- _Required work_: Give back each line of the material that contains the word "title".

- _Data supplied_:
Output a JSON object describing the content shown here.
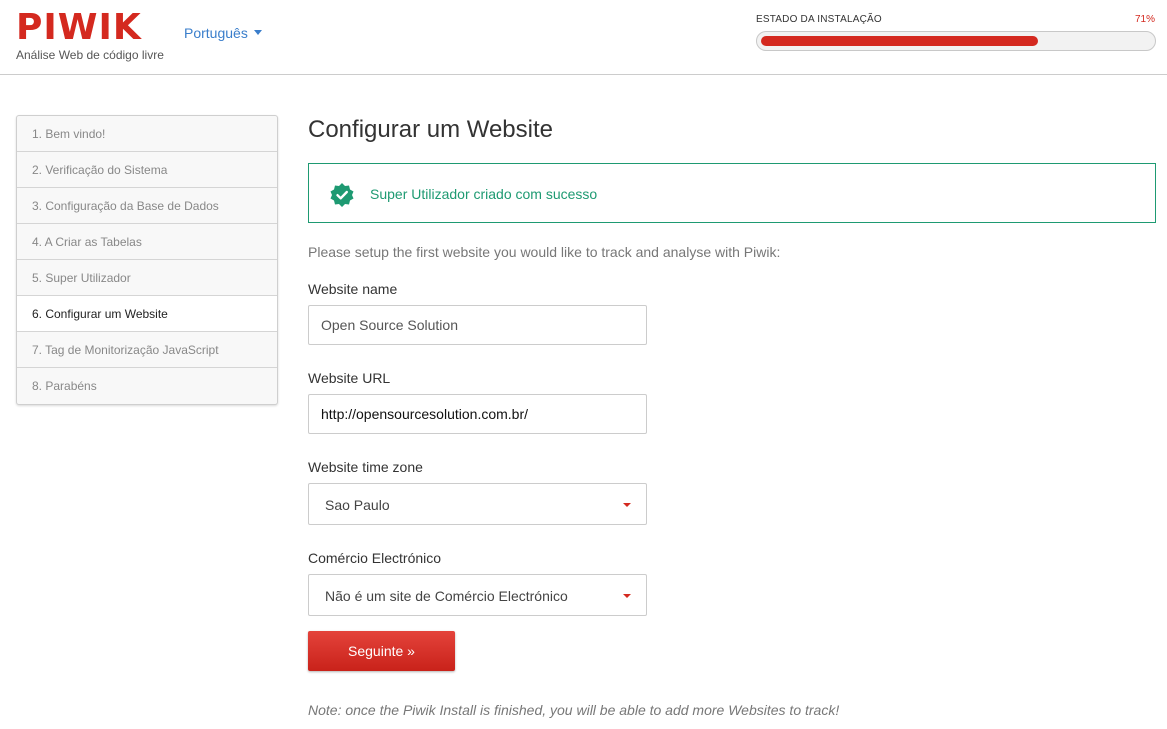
{
  "header": {
    "logo_text": "PIWIK",
    "tagline": "Análise Web de código livre",
    "language": "Português",
    "progress": {
      "label": "ESTADO DA INSTALAÇÃO",
      "percent_text": "71%",
      "value": 0.71
    }
  },
  "steps": [
    {
      "label": "1. Bem vindo!"
    },
    {
      "label": "2. Verificação do Sistema"
    },
    {
      "label": "3. Configuração da Base de Dados"
    },
    {
      "label": "4. A Criar as Tabelas"
    },
    {
      "label": "5. Super Utilizador"
    },
    {
      "label": "6. Configurar um Website"
    },
    {
      "label": "7. Tag de Monitorização JavaScript"
    },
    {
      "label": "8. Parabéns"
    }
  ],
  "main": {
    "title": "Configurar um Website",
    "success_message": "Super Utilizador criado com sucesso",
    "intro": "Please setup the first website you would like to track and analyse with Piwik:",
    "website_name": {
      "label": "Website name",
      "value": "Open Source Solution"
    },
    "website_url": {
      "label": "Website URL",
      "value": "http://opensourcesolution.com.br/"
    },
    "timezone": {
      "label": "Website time zone",
      "value": "Sao Paulo"
    },
    "ecommerce": {
      "label": "Comércio Electrónico",
      "value": "Não é um site de Comércio Electrónico"
    },
    "next_button": "Seguinte »",
    "note": "Note: once the Piwik Install is finished, you will be able to add more Websites to track!"
  },
  "colors": {
    "brand_red": "#d4291f",
    "link_blue": "#3a7ecb",
    "success_green": "#1e9a72"
  },
  "icons": {
    "success": "check-badge-icon",
    "dropdown": "caret-down-icon"
  }
}
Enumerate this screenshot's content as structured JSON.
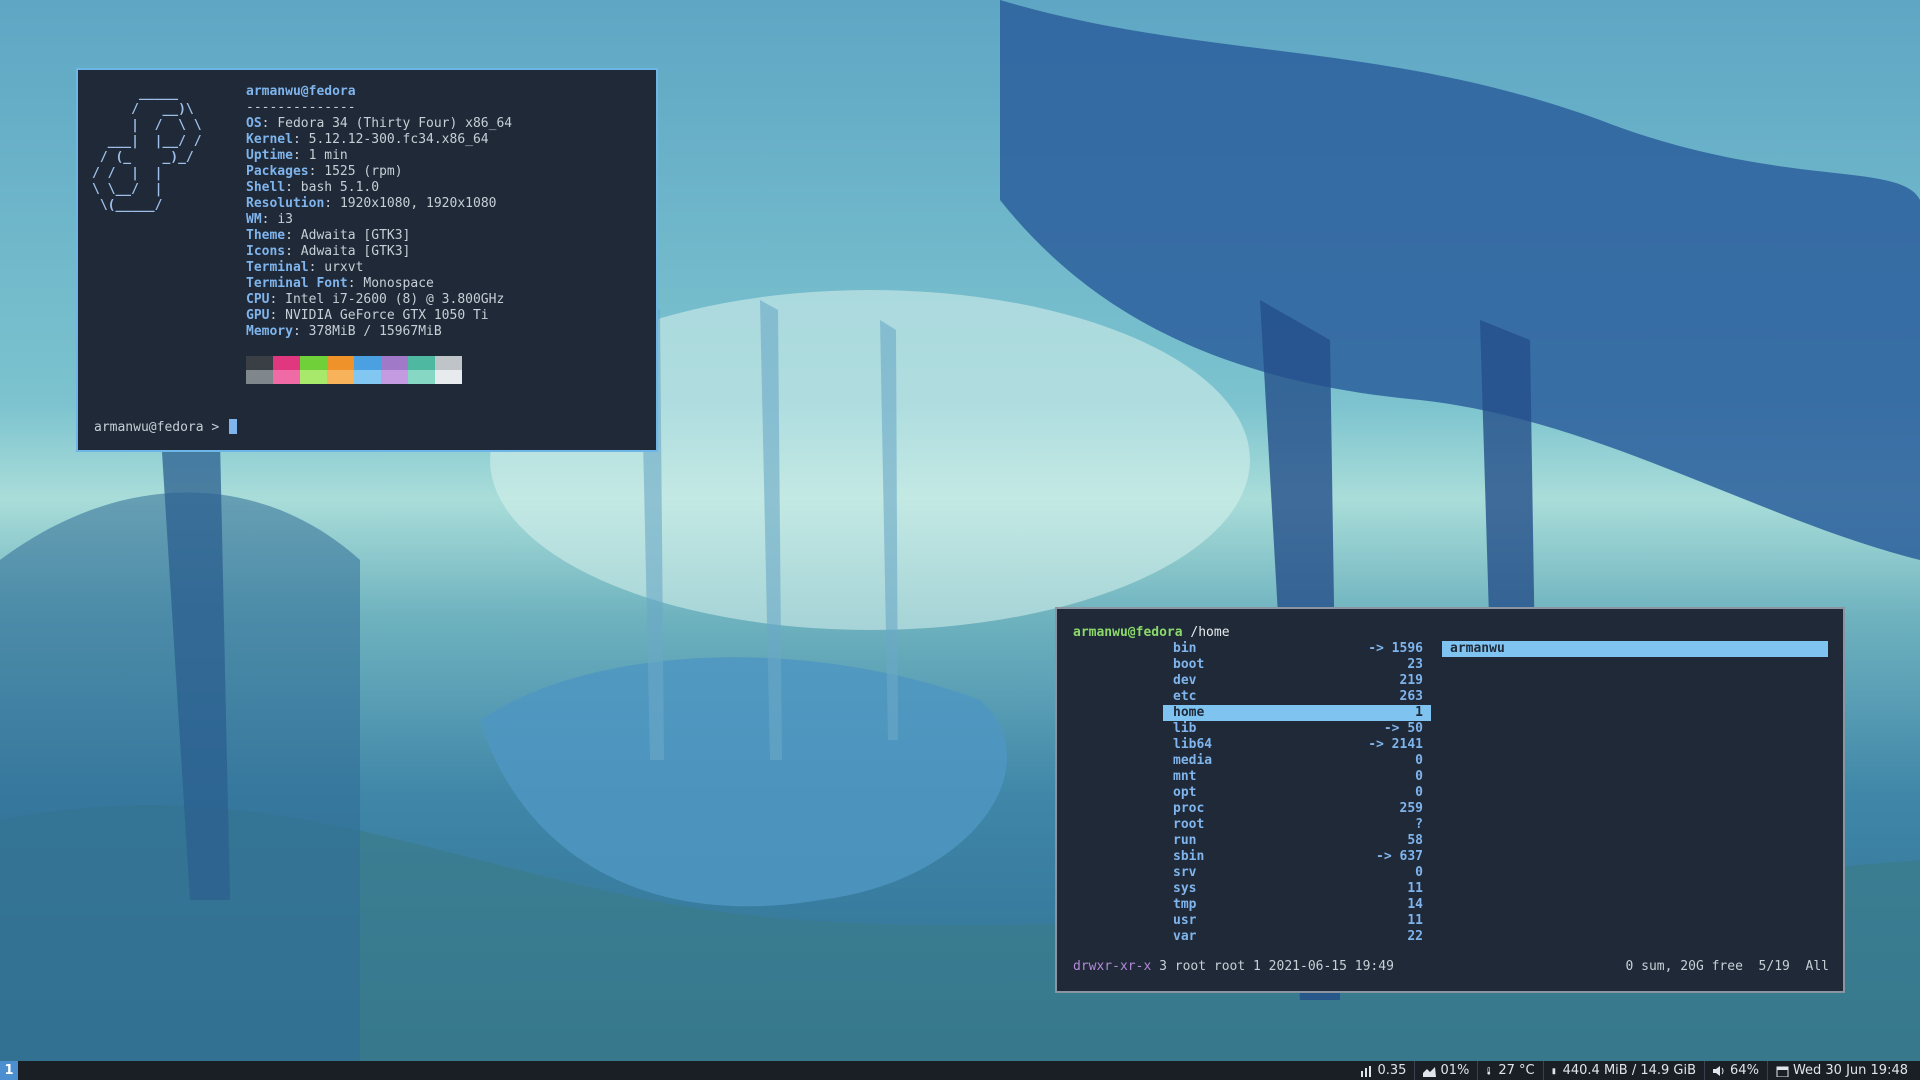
{
  "neofetch": {
    "ascii": "      _____\n     /   __)\\\n     |  /  \\ \\\n  ___|  |__/ /\n / (_    _)_/\n/ /  |  |\n\\ \\__/  |\n \\(_____/",
    "user_host": "armanwu@fedora",
    "separator": "--------------",
    "rows": [
      {
        "key": "OS",
        "value": "Fedora 34 (Thirty Four) x86_64"
      },
      {
        "key": "Kernel",
        "value": "5.12.12-300.fc34.x86_64"
      },
      {
        "key": "Uptime",
        "value": "1 min"
      },
      {
        "key": "Packages",
        "value": "1525 (rpm)"
      },
      {
        "key": "Shell",
        "value": "bash 5.1.0"
      },
      {
        "key": "Resolution",
        "value": "1920x1080, 1920x1080"
      },
      {
        "key": "WM",
        "value": "i3"
      },
      {
        "key": "Theme",
        "value": "Adwaita [GTK3]"
      },
      {
        "key": "Icons",
        "value": "Adwaita [GTK3]"
      },
      {
        "key": "Terminal",
        "value": "urxvt"
      },
      {
        "key": "Terminal Font",
        "value": "Monospace"
      },
      {
        "key": "CPU",
        "value": "Intel i7-2600 (8) @ 3.800GHz"
      },
      {
        "key": "GPU",
        "value": "NVIDIA GeForce GTX 1050 Ti"
      },
      {
        "key": "Memory",
        "value": "378MiB / 15967MiB"
      }
    ],
    "palette_top": [
      "#3a3f46",
      "#e0377f",
      "#6fd03a",
      "#f0922a",
      "#4aa0e0",
      "#a07ac8",
      "#4fb8a0",
      "#bfc4c8"
    ],
    "palette_bottom": [
      "#7f868c",
      "#f06aa5",
      "#a8e86a",
      "#f7b25a",
      "#82c6f2",
      "#c49ae0",
      "#86d8c4",
      "#e8ebee"
    ],
    "prompt": "armanwu@fedora > "
  },
  "ranger": {
    "user_host": "armanwu@fedora",
    "path": "/home",
    "entries": [
      {
        "name": "bin",
        "count": "-> 1596"
      },
      {
        "name": "boot",
        "count": "23"
      },
      {
        "name": "dev",
        "count": "219"
      },
      {
        "name": "etc",
        "count": "263"
      },
      {
        "name": "home",
        "count": "1",
        "selected": true
      },
      {
        "name": "lib",
        "count": "-> 50"
      },
      {
        "name": "lib64",
        "count": "-> 2141"
      },
      {
        "name": "media",
        "count": "0"
      },
      {
        "name": "mnt",
        "count": "0"
      },
      {
        "name": "opt",
        "count": "0"
      },
      {
        "name": "proc",
        "count": "259"
      },
      {
        "name": "root",
        "count": "?"
      },
      {
        "name": "run",
        "count": "58"
      },
      {
        "name": "sbin",
        "count": "-> 637"
      },
      {
        "name": "srv",
        "count": "0"
      },
      {
        "name": "sys",
        "count": "11"
      },
      {
        "name": "tmp",
        "count": "14"
      },
      {
        "name": "usr",
        "count": "11"
      },
      {
        "name": "var",
        "count": "22"
      }
    ],
    "preview_item": "armanwu",
    "status_perm": "drwxr-xr-x",
    "status_meta": " 3 root root 1 2021-06-15 19:49",
    "status_right": "0 sum, 20G free  5/19  All"
  },
  "bar": {
    "workspace": "1",
    "load": "0.35",
    "cpu": "01%",
    "temp": "27 °C",
    "memory": "440.4 MiB / 14.9 GiB",
    "volume": "64%",
    "datetime": "Wed 30 Jun 19:48",
    "icons": [
      "chart-icon",
      "area-chart-icon",
      "thermometer-icon",
      "battery-icon",
      "speaker-icon",
      "calendar-icon"
    ]
  }
}
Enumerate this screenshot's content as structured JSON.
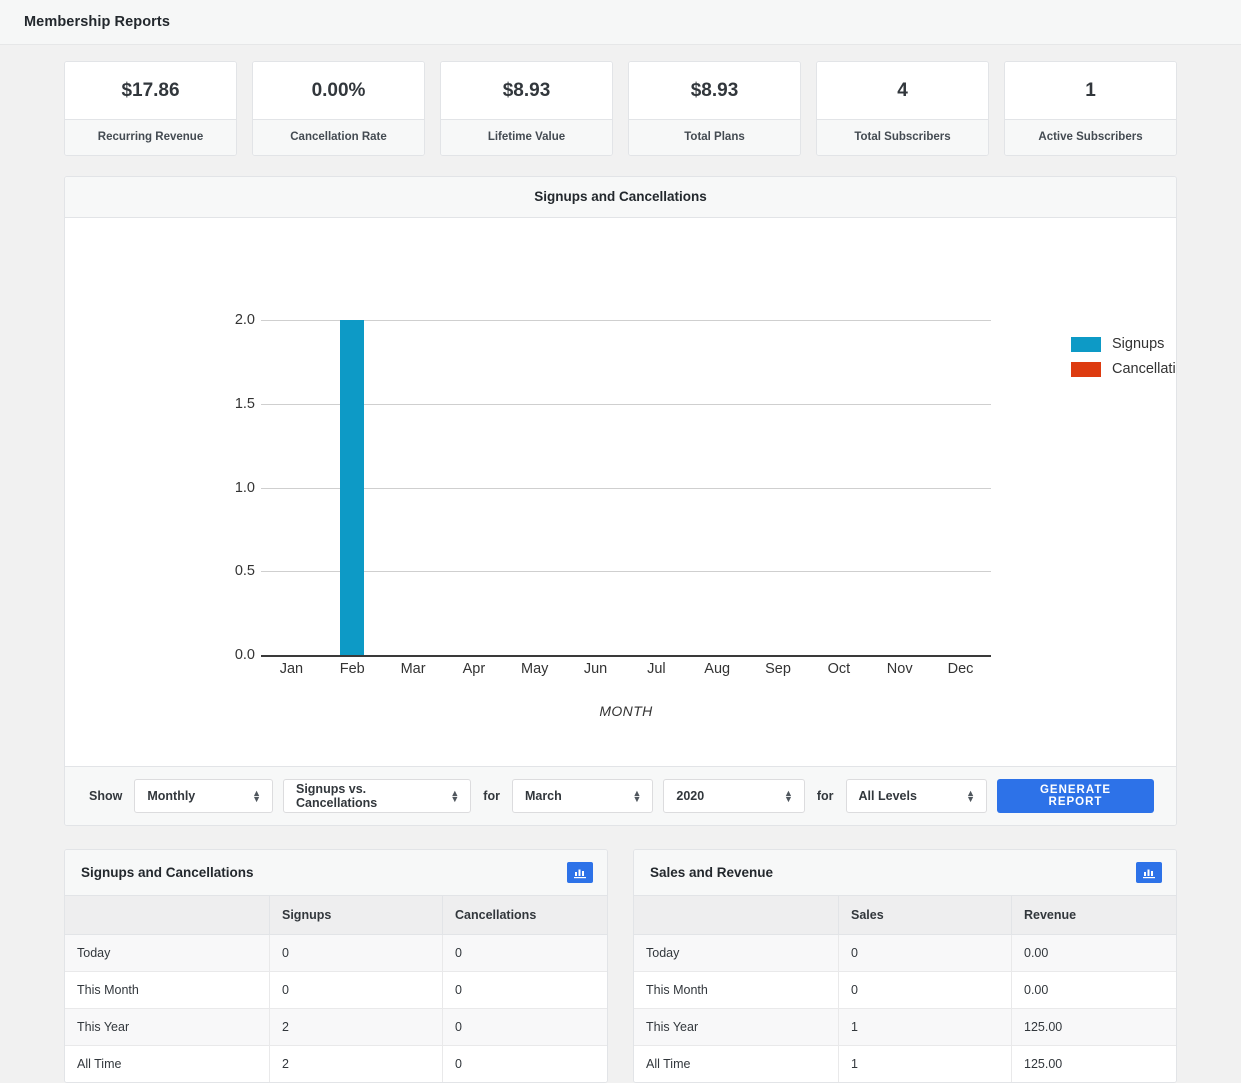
{
  "header": {
    "title": "Membership Reports"
  },
  "stats": [
    {
      "value": "$17.86",
      "label": "Recurring Revenue"
    },
    {
      "value": "0.00%",
      "label": "Cancellation Rate"
    },
    {
      "value": "$8.93",
      "label": "Lifetime Value"
    },
    {
      "value": "$8.93",
      "label": "Total Plans"
    },
    {
      "value": "4",
      "label": "Total Subscribers"
    },
    {
      "value": "1",
      "label": "Active Subscribers"
    }
  ],
  "chart_panel": {
    "title": "Signups and Cancellations"
  },
  "chart_data": {
    "type": "bar",
    "title": "Signups and Cancellations",
    "categories": [
      "Jan",
      "Feb",
      "Mar",
      "Apr",
      "May",
      "Jun",
      "Jul",
      "Aug",
      "Sep",
      "Oct",
      "Nov",
      "Dec"
    ],
    "series": [
      {
        "name": "Signups",
        "color": "#0d9ac6",
        "values": [
          0,
          2,
          0,
          0,
          0,
          0,
          0,
          0,
          0,
          0,
          0,
          0
        ]
      },
      {
        "name": "Cancellations",
        "color": "#dd3b10",
        "values": [
          0,
          0,
          0,
          0,
          0,
          0,
          0,
          0,
          0,
          0,
          0,
          0
        ]
      }
    ],
    "xlabel": "MONTH",
    "ylabel": "",
    "yticks": [
      "2.0",
      "1.5",
      "1.0",
      "0.5",
      "0.0"
    ],
    "ylim": [
      0,
      2
    ],
    "grid": true,
    "legend_position": "right"
  },
  "controls": {
    "show_label": "Show",
    "for_label_1": "for",
    "for_label_2": "for",
    "period": "Monthly",
    "report_type": "Signups vs. Cancellations",
    "month": "March",
    "year": "2020",
    "level": "All Levels",
    "generate_label": "GENERATE REPORT"
  },
  "tables": [
    {
      "title": "Signups and Cancellations",
      "chart_icon": "bar-chart-icon",
      "columns": [
        "",
        "Signups",
        "Cancellations"
      ],
      "rows": [
        [
          "Today",
          "0",
          "0"
        ],
        [
          "This Month",
          "0",
          "0"
        ],
        [
          "This Year",
          "2",
          "0"
        ],
        [
          "All Time",
          "2",
          "0"
        ]
      ]
    },
    {
      "title": "Sales and Revenue",
      "chart_icon": "bar-chart-icon",
      "columns": [
        "",
        "Sales",
        "Revenue"
      ],
      "rows": [
        [
          "Today",
          "0",
          "0.00"
        ],
        [
          "This Month",
          "0",
          "0.00"
        ],
        [
          "This Year",
          "1",
          "125.00"
        ],
        [
          "All Time",
          "1",
          "125.00"
        ]
      ]
    }
  ],
  "colors": {
    "accent_blue": "#2d72e8",
    "signups": "#0d9ac6",
    "cancellations": "#dd3b10",
    "page_bg": "#f1f1f1"
  }
}
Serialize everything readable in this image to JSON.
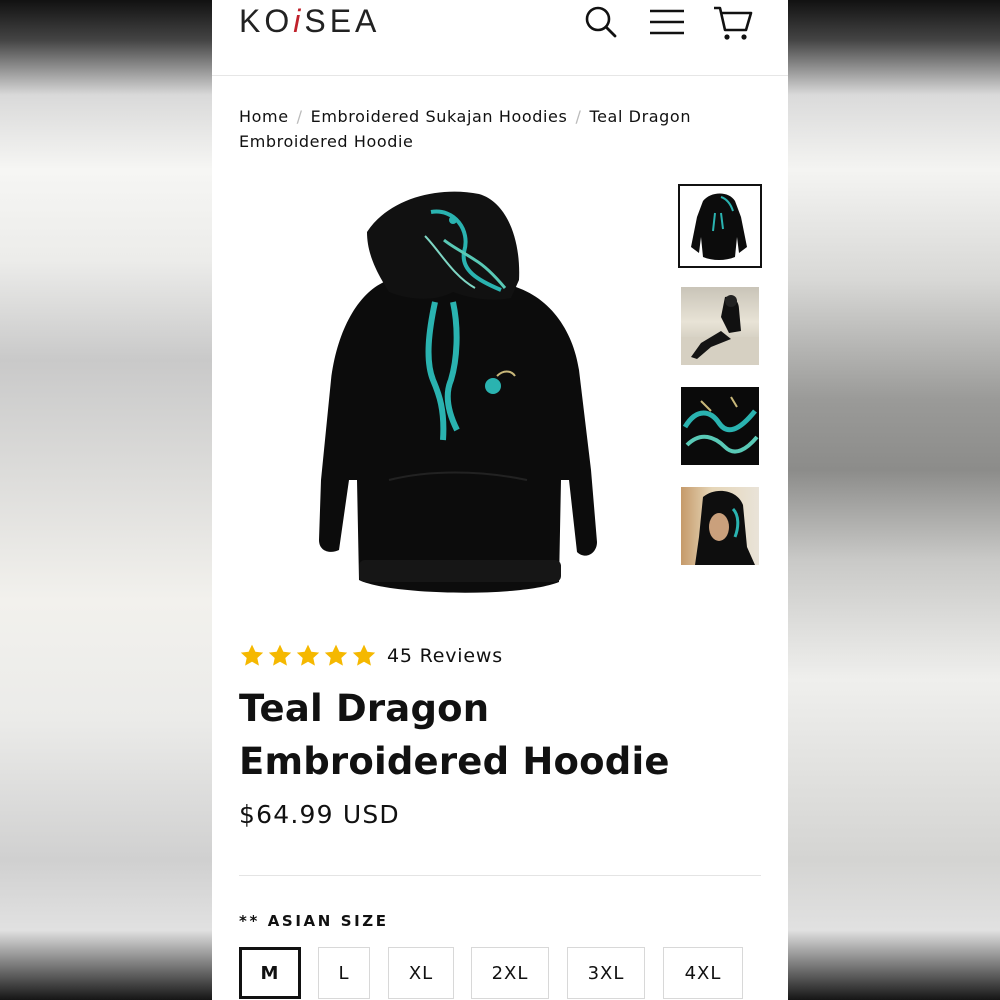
{
  "header": {
    "logo_left": "KO",
    "logo_mark": "i",
    "logo_right": "SEA",
    "icons": [
      "search-icon",
      "menu-icon",
      "cart-icon"
    ]
  },
  "breadcrumb": {
    "items": [
      "Home",
      "Embroidered Sukajan Hoodies",
      "Teal Dragon Embroidered Hoodie"
    ],
    "separator": "/"
  },
  "gallery": {
    "main_image": "black hoodie with teal dragon embroidery",
    "thumbnails": [
      "hoodie front",
      "model seated on steps",
      "dragon embroidery detail",
      "model wearing hood"
    ],
    "active_thumbnail": 0
  },
  "product": {
    "rating": 5,
    "reviews_label": "45 Reviews",
    "title": "Teal Dragon Embroidered Hoodie",
    "price": "$64.99 USD"
  },
  "sizes": {
    "label": "** ASIAN SIZE",
    "options": [
      "M",
      "L",
      "XL",
      "2XL",
      "3XL",
      "4XL"
    ],
    "selected": "M"
  },
  "colors": {
    "accent_teal": "#2ab3b0",
    "star": "#f5b800",
    "logo_mark": "#c0212b",
    "text": "#111111"
  }
}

- _Response_:
    "title": "Configurar um Website",
    "title": "Membership Reports"
    "title": "Signups and Cancellations"
    "title": "Signups and Cancellations",
      "title": "Signups and Cancellations",
      "title": "Sales and Revenue",
    "title": "Teal Dragon Embroidered Hoodie",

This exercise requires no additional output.